- **EXERCISE DIRECTIONS**: Give the entries below again exactly. Their pictures are not needed.

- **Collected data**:
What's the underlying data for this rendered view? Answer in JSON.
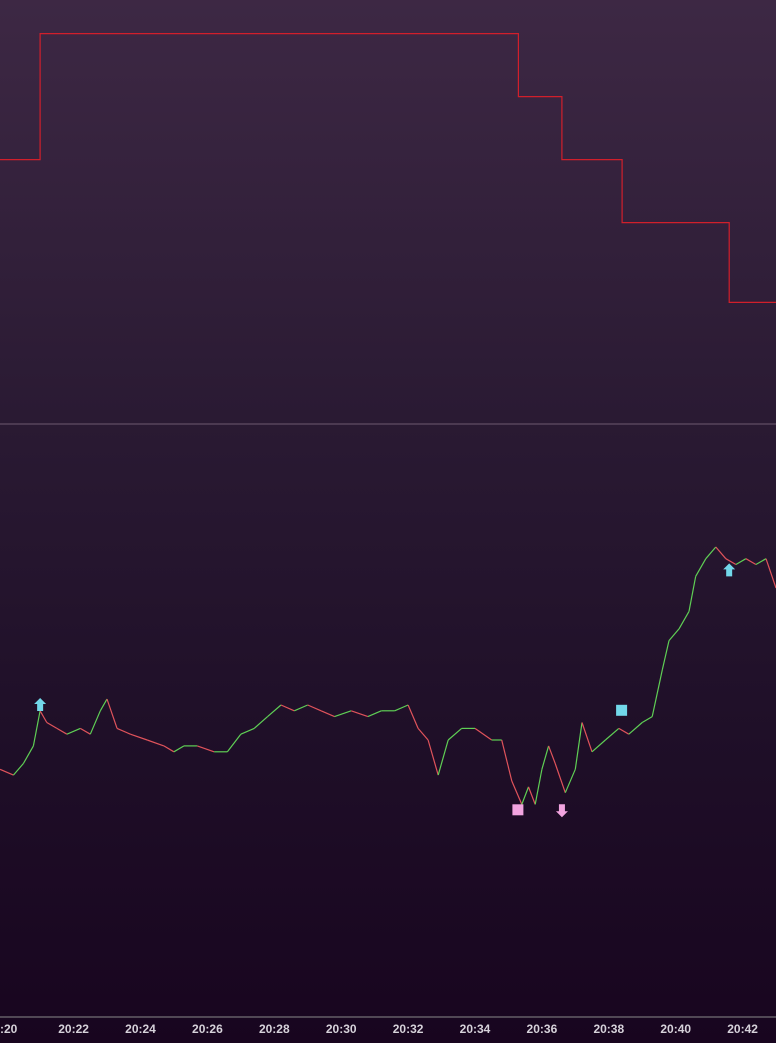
{
  "chart_data": [
    {
      "panel": "upper",
      "type": "line",
      "interpolation": "step",
      "x_range_minutes": [
        1219.8,
        1243.0
      ],
      "ylim": [
        0,
        100
      ],
      "series": [
        {
          "color": "#d11f2b",
          "points": [
            {
              "x": 1219.8,
              "y": 62
            },
            {
              "x": 1221.0,
              "y": 62
            },
            {
              "x": 1221.0,
              "y": 92
            },
            {
              "x": 1235.3,
              "y": 92
            },
            {
              "x": 1235.3,
              "y": 77
            },
            {
              "x": 1236.6,
              "y": 77
            },
            {
              "x": 1236.6,
              "y": 62
            },
            {
              "x": 1238.4,
              "y": 62
            },
            {
              "x": 1238.4,
              "y": 47
            },
            {
              "x": 1241.6,
              "y": 47
            },
            {
              "x": 1241.6,
              "y": 28
            },
            {
              "x": 1243.0,
              "y": 28
            }
          ]
        }
      ]
    },
    {
      "panel": "lower",
      "type": "line",
      "x_range_minutes": [
        1219.8,
        1243.0
      ],
      "ylim": [
        0,
        100
      ],
      "colors": {
        "up": "#5fcf55",
        "down": "#e0535b"
      },
      "series": [
        {
          "points": [
            {
              "x": 1219.8,
              "y": 42
            },
            {
              "x": 1220.2,
              "y": 41
            },
            {
              "x": 1220.5,
              "y": 43
            },
            {
              "x": 1220.8,
              "y": 46
            },
            {
              "x": 1221.0,
              "y": 52
            },
            {
              "x": 1221.2,
              "y": 50
            },
            {
              "x": 1221.5,
              "y": 49
            },
            {
              "x": 1221.8,
              "y": 48
            },
            {
              "x": 1222.2,
              "y": 49
            },
            {
              "x": 1222.5,
              "y": 48
            },
            {
              "x": 1222.8,
              "y": 52
            },
            {
              "x": 1223.0,
              "y": 54
            },
            {
              "x": 1223.3,
              "y": 49
            },
            {
              "x": 1223.7,
              "y": 48
            },
            {
              "x": 1224.2,
              "y": 47
            },
            {
              "x": 1224.7,
              "y": 46
            },
            {
              "x": 1225.0,
              "y": 45
            },
            {
              "x": 1225.3,
              "y": 46
            },
            {
              "x": 1225.7,
              "y": 46
            },
            {
              "x": 1226.2,
              "y": 45
            },
            {
              "x": 1226.6,
              "y": 45
            },
            {
              "x": 1227.0,
              "y": 48
            },
            {
              "x": 1227.4,
              "y": 49
            },
            {
              "x": 1227.8,
              "y": 51
            },
            {
              "x": 1228.2,
              "y": 53
            },
            {
              "x": 1228.6,
              "y": 52
            },
            {
              "x": 1229.0,
              "y": 53
            },
            {
              "x": 1229.4,
              "y": 52
            },
            {
              "x": 1229.8,
              "y": 51
            },
            {
              "x": 1230.3,
              "y": 52
            },
            {
              "x": 1230.8,
              "y": 51
            },
            {
              "x": 1231.2,
              "y": 52
            },
            {
              "x": 1231.6,
              "y": 52
            },
            {
              "x": 1232.0,
              "y": 53
            },
            {
              "x": 1232.3,
              "y": 49
            },
            {
              "x": 1232.6,
              "y": 47
            },
            {
              "x": 1232.9,
              "y": 41
            },
            {
              "x": 1233.2,
              "y": 47
            },
            {
              "x": 1233.6,
              "y": 49
            },
            {
              "x": 1234.0,
              "y": 49
            },
            {
              "x": 1234.5,
              "y": 47
            },
            {
              "x": 1234.8,
              "y": 47
            },
            {
              "x": 1235.1,
              "y": 40
            },
            {
              "x": 1235.4,
              "y": 36
            },
            {
              "x": 1235.6,
              "y": 39
            },
            {
              "x": 1235.8,
              "y": 36
            },
            {
              "x": 1236.0,
              "y": 42
            },
            {
              "x": 1236.2,
              "y": 46
            },
            {
              "x": 1236.4,
              "y": 43
            },
            {
              "x": 1236.7,
              "y": 38
            },
            {
              "x": 1237.0,
              "y": 42
            },
            {
              "x": 1237.2,
              "y": 50
            },
            {
              "x": 1237.5,
              "y": 45
            },
            {
              "x": 1237.9,
              "y": 47
            },
            {
              "x": 1238.3,
              "y": 49
            },
            {
              "x": 1238.6,
              "y": 48
            },
            {
              "x": 1239.0,
              "y": 50
            },
            {
              "x": 1239.3,
              "y": 51
            },
            {
              "x": 1239.6,
              "y": 59
            },
            {
              "x": 1239.8,
              "y": 64
            },
            {
              "x": 1240.1,
              "y": 66
            },
            {
              "x": 1240.4,
              "y": 69
            },
            {
              "x": 1240.6,
              "y": 75
            },
            {
              "x": 1240.9,
              "y": 78
            },
            {
              "x": 1241.2,
              "y": 80
            },
            {
              "x": 1241.5,
              "y": 78
            },
            {
              "x": 1241.8,
              "y": 77
            },
            {
              "x": 1242.1,
              "y": 78
            },
            {
              "x": 1242.4,
              "y": 77
            },
            {
              "x": 1242.7,
              "y": 78
            },
            {
              "x": 1243.0,
              "y": 73
            }
          ]
        }
      ],
      "markers": [
        {
          "shape": "arrow-up",
          "color": "#72d8ea",
          "x": 1221.0,
          "y": 53
        },
        {
          "shape": "square",
          "color": "#f2a4e0",
          "x": 1235.3,
          "y": 35
        },
        {
          "shape": "arrow-down",
          "color": "#f2a4e0",
          "x": 1236.6,
          "y": 35
        },
        {
          "shape": "square",
          "color": "#72d8ea",
          "x": 1238.4,
          "y": 52
        },
        {
          "shape": "arrow-up",
          "color": "#72d8ea",
          "x": 1241.6,
          "y": 76
        }
      ]
    }
  ],
  "x_axis": {
    "ticks": [
      {
        "value": 1220,
        "label": ":20"
      },
      {
        "value": 1222,
        "label": "20:22"
      },
      {
        "value": 1224,
        "label": "20:24"
      },
      {
        "value": 1226,
        "label": "20:26"
      },
      {
        "value": 1228,
        "label": "20:28"
      },
      {
        "value": 1230,
        "label": "20:30"
      },
      {
        "value": 1232,
        "label": "20:32"
      },
      {
        "value": 1234,
        "label": "20:34"
      },
      {
        "value": 1236,
        "label": "20:36"
      },
      {
        "value": 1238,
        "label": "20:38"
      },
      {
        "value": 1240,
        "label": "20:40"
      },
      {
        "value": 1242,
        "label": "20:42"
      }
    ]
  },
  "colors": {
    "divider": "#6e5a70",
    "axis_bottom": "#8a8a8a",
    "tick_text": "#d6d2da"
  }
}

- **RESPONSE BOX**:
What's the underlying data for this rendered view? Answer in JSON.
{
  "chart_data": [
    {
      "panel": "upper",
      "type": "line",
      "interpolation": "step",
      "x_range_minutes": [
        1219.8,
        1243.0
      ],
      "ylim": [
        0,
        100
      ],
      "series": [
        {
          "color": "#d11f2b",
          "points": [
            {
              "x": 1219.8,
              "y": 62
            },
            {
              "x": 1221.0,
              "y": 62
            },
            {
              "x": 1221.0,
              "y": 92
            },
            {
              "x": 1235.3,
              "y": 92
            },
            {
              "x": 1235.3,
              "y": 77
            },
            {
              "x": 1236.6,
              "y": 77
            },
            {
              "x": 1236.6,
              "y": 62
            },
            {
              "x": 1238.4,
              "y": 62
            },
            {
              "x": 1238.4,
              "y": 47
            },
            {
              "x": 1241.6,
              "y": 47
            },
            {
              "x": 1241.6,
              "y": 28
            },
            {
              "x": 1243.0,
              "y": 28
            }
          ]
        }
      ]
    },
    {
      "panel": "lower",
      "type": "line",
      "x_range_minutes": [
        1219.8,
        1243.0
      ],
      "ylim": [
        0,
        100
      ],
      "colors": {
        "up": "#5fcf55",
        "down": "#e0535b"
      },
      "series": [
        {
          "points": [
            {
              "x": 1219.8,
              "y": 42
            },
            {
              "x": 1220.2,
              "y": 41
            },
            {
              "x": 1220.5,
              "y": 43
            },
            {
              "x": 1220.8,
              "y": 46
            },
            {
              "x": 1221.0,
              "y": 52
            },
            {
              "x": 1221.2,
              "y": 50
            },
            {
              "x": 1221.5,
              "y": 49
            },
            {
              "x": 1221.8,
              "y": 48
            },
            {
              "x": 1222.2,
              "y": 49
            },
            {
              "x": 1222.5,
              "y": 48
            },
            {
              "x": 1222.8,
              "y": 52
            },
            {
              "x": 1223.0,
              "y": 54
            },
            {
              "x": 1223.3,
              "y": 49
            },
            {
              "x": 1223.7,
              "y": 48
            },
            {
              "x": 1224.2,
              "y": 47
            },
            {
              "x": 1224.7,
              "y": 46
            },
            {
              "x": 1225.0,
              "y": 45
            },
            {
              "x": 1225.3,
              "y": 46
            },
            {
              "x": 1225.7,
              "y": 46
            },
            {
              "x": 1226.2,
              "y": 45
            },
            {
              "x": 1226.6,
              "y": 45
            },
            {
              "x": 1227.0,
              "y": 48
            },
            {
              "x": 1227.4,
              "y": 49
            },
            {
              "x": 1227.8,
              "y": 51
            },
            {
              "x": 1228.2,
              "y": 53
            },
            {
              "x": 1228.6,
              "y": 52
            },
            {
              "x": 1229.0,
              "y": 53
            },
            {
              "x": 1229.4,
              "y": 52
            },
            {
              "x": 1229.8,
              "y": 51
            },
            {
              "x": 1230.3,
              "y": 52
            },
            {
              "x": 1230.8,
              "y": 51
            },
            {
              "x": 1231.2,
              "y": 52
            },
            {
              "x": 1231.6,
              "y": 52
            },
            {
              "x": 1232.0,
              "y": 53
            },
            {
              "x": 1232.3,
              "y": 49
            },
            {
              "x": 1232.6,
              "y": 47
            },
            {
              "x": 1232.9,
              "y": 41
            },
            {
              "x": 1233.2,
              "y": 47
            },
            {
              "x": 1233.6,
              "y": 49
            },
            {
              "x": 1234.0,
              "y": 49
            },
            {
              "x": 1234.5,
              "y": 47
            },
            {
              "x": 1234.8,
              "y": 47
            },
            {
              "x": 1235.1,
              "y": 40
            },
            {
              "x": 1235.4,
              "y": 36
            },
            {
              "x": 1235.6,
              "y": 39
            },
            {
              "x": 1235.8,
              "y": 36
            },
            {
              "x": 1236.0,
              "y": 42
            },
            {
              "x": 1236.2,
              "y": 46
            },
            {
              "x": 1236.4,
              "y": 43
            },
            {
              "x": 1236.7,
              "y": 38
            },
            {
              "x": 1237.0,
              "y": 42
            },
            {
              "x": 1237.2,
              "y": 50
            },
            {
              "x": 1237.5,
              "y": 45
            },
            {
              "x": 1237.9,
              "y": 47
            },
            {
              "x": 1238.3,
              "y": 49
            },
            {
              "x": 1238.6,
              "y": 48
            },
            {
              "x": 1239.0,
              "y": 50
            },
            {
              "x": 1239.3,
              "y": 51
            },
            {
              "x": 1239.6,
              "y": 59
            },
            {
              "x": 1239.8,
              "y": 64
            },
            {
              "x": 1240.1,
              "y": 66
            },
            {
              "x": 1240.4,
              "y": 69
            },
            {
              "x": 1240.6,
              "y": 75
            },
            {
              "x": 1240.9,
              "y": 78
            },
            {
              "x": 1241.2,
              "y": 80
            },
            {
              "x": 1241.5,
              "y": 78
            },
            {
              "x": 1241.8,
              "y": 77
            },
            {
              "x": 1242.1,
              "y": 78
            },
            {
              "x": 1242.4,
              "y": 77
            },
            {
              "x": 1242.7,
              "y": 78
            },
            {
              "x": 1243.0,
              "y": 73
            }
          ]
        }
      ],
      "markers": [
        {
          "shape": "arrow-up",
          "color": "#72d8ea",
          "x": 1221.0,
          "y": 53
        },
        {
          "shape": "square",
          "color": "#f2a4e0",
          "x": 1235.3,
          "y": 35
        },
        {
          "shape": "arrow-down",
          "color": "#f2a4e0",
          "x": 1236.6,
          "y": 35
        },
        {
          "shape": "square",
          "color": "#72d8ea",
          "x": 1238.4,
          "y": 52
        },
        {
          "shape": "arrow-up",
          "color": "#72d8ea",
          "x": 1241.6,
          "y": 76
        }
      ]
    }
  ],
  "x_axis": {
    "ticks": [
      {
        "value": 1220,
        "label": ":20"
      },
      {
        "value": 1222,
        "label": "20:22"
      },
      {
        "value": 1224,
        "label": "20:24"
      },
      {
        "value": 1226,
        "label": "20:26"
      },
      {
        "value": 1228,
        "label": "20:28"
      },
      {
        "value": 1230,
        "label": "20:30"
      },
      {
        "value": 1232,
        "label": "20:32"
      },
      {
        "value": 1234,
        "label": "20:34"
      },
      {
        "value": 1236,
        "label": "20:36"
      },
      {
        "value": 1238,
        "label": "20:38"
      },
      {
        "value": 1240,
        "label": "20:40"
      },
      {
        "value": 1242,
        "label": "20:42"
      }
    ]
  },
  "colors": {
    "divider": "#6e5a70",
    "axis_bottom": "#8a8a8a",
    "tick_text": "#d6d2da"
  }
}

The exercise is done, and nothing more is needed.